The yield keyword works like a normal return keyword but with additional functionality – it remembers the state of the function. So the next time the generator function is called, it doesn’t start from scratch but from where it was left-off in the last call.
Let’s see how it works:
Generators are of ‘generator’ type which is a special type of iterator but is still an iterator, so they are also lazy workers. They won’t return any value unless explicitly told to do so by the next() method.
Initially, when the object for fib() generator function is created, it initializes the prev and curr variables. Now, when the next() method is called on the object, the generator function computes the values and returns the output, while at the same time remembering the state of the function. So, the next time a next() method is called, the function picks up from where it left off last time and resumes from there.
The function will keep on generating values every time it is asked by the next() method until the prev becomes greater than 5, at which point, a StopIteration error will be raised as shown below:
Implementing Generator Expressions in Python
You don’t have to write a function every time you want to execute a generator. You could instead use a generator expression, much like list comprehension. The only difference is that unlike a list comprehension, a generator expression is enclosed within parenthesis like the one below:
But they are still lazy, so you need to use the next() method. However, you know by now that using for-loops is a better option to return the values:
Generator expressions are very useful when you want to write simple code because they are easy to read and comprehend. But their functionality decreases rapidly as the code becomes more complex. This is where you will find yourself resorting back to generator functions which provide greater flexibility in terms of writing more sophisticated functions.
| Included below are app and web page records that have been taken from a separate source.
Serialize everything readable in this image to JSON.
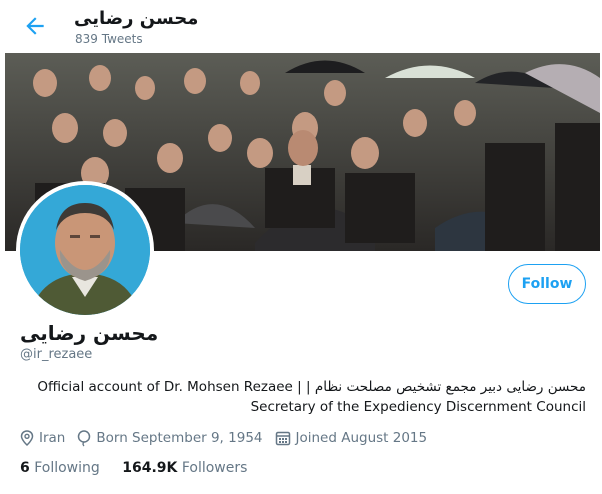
{
  "header": {
    "name": "محسن رضایی",
    "tweet_count": "839 Tweets",
    "back_icon": "arrow-left-icon"
  },
  "profile": {
    "name": "محسن رضایی",
    "handle": "@ir_rezaee",
    "bio_line1": "Official account of Dr. Mohsen Rezaee | | محسن رضایی دبیر مجمع تشخیص مصلحت نظام",
    "bio_line2": "Secretary of the Expediency Discernment Council",
    "location": "Iran",
    "born": "Born September 9, 1954",
    "joined": "Joined August 2015",
    "follow_label": "Follow"
  },
  "stats": {
    "following_count": "6",
    "following_label": "Following",
    "followers_count": "164.9K",
    "followers_label": "Followers"
  },
  "colors": {
    "accent": "#1da1f2",
    "secondary_text": "#657786",
    "avatar_bg": "#34a8d7"
  }
}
Why Should you Use Iterators?
The big question – why should you lean on iterators in the first place?
I mentioned this at the start of the article – you use Iterators because they save us a ton of memory. This is because Iterators don’t compute their items when they are generated, but only when they are called upon.
If I create a list containing 10 million items and a generator containing the same amount of items, the difference in their sizes will be shocking:
For the same size as the list and generator, we have a huge difference in their sizes. That is the beauty of iterators.
And not just that, you could use iterators to read text from a file line-by-line instead of reading everything in one go. This will again save you a lot of memory especially if the file is huge.
Here, let’s use generators to read a file iteratively. For this, we can create a simple generator expression to open files lazily, that is, to read one line at a time:
All this is great but for a data scientist or an analyst, it all boils down to working with huge datasets in Pandas dataframes. Think of the times you had to deal with huge datasets, maybe one having 1000s of rows of data points or even more. If only Pandas had something to deal with this ordeal, life as a data scientist would be so much easier.
Well, you are lucky because the Pandas read_csv() has a chunksize parameter that deals with this problem. It lets you load data in chunks of specified sizes instead of loading the whole data into the memory. When you are done working with one chunk of data, you can do the next() method on the dataframe object to load the next chunk of data. It’s that simple!
I am going to read the Black Friday dataset containing 550,068 rows of data in chunks of 10 just to demonstrate the usage of the function:
Pretty useful, isn’t it?
I am sure by now you are quite accustomed to using iterators and must be thinking of converting all your functions to generators! Got to love the power of Python programming.
Have you used Python iterators and generators before? Or do you want to share some other “hidden gems” with the community? Let us know in the comments section below!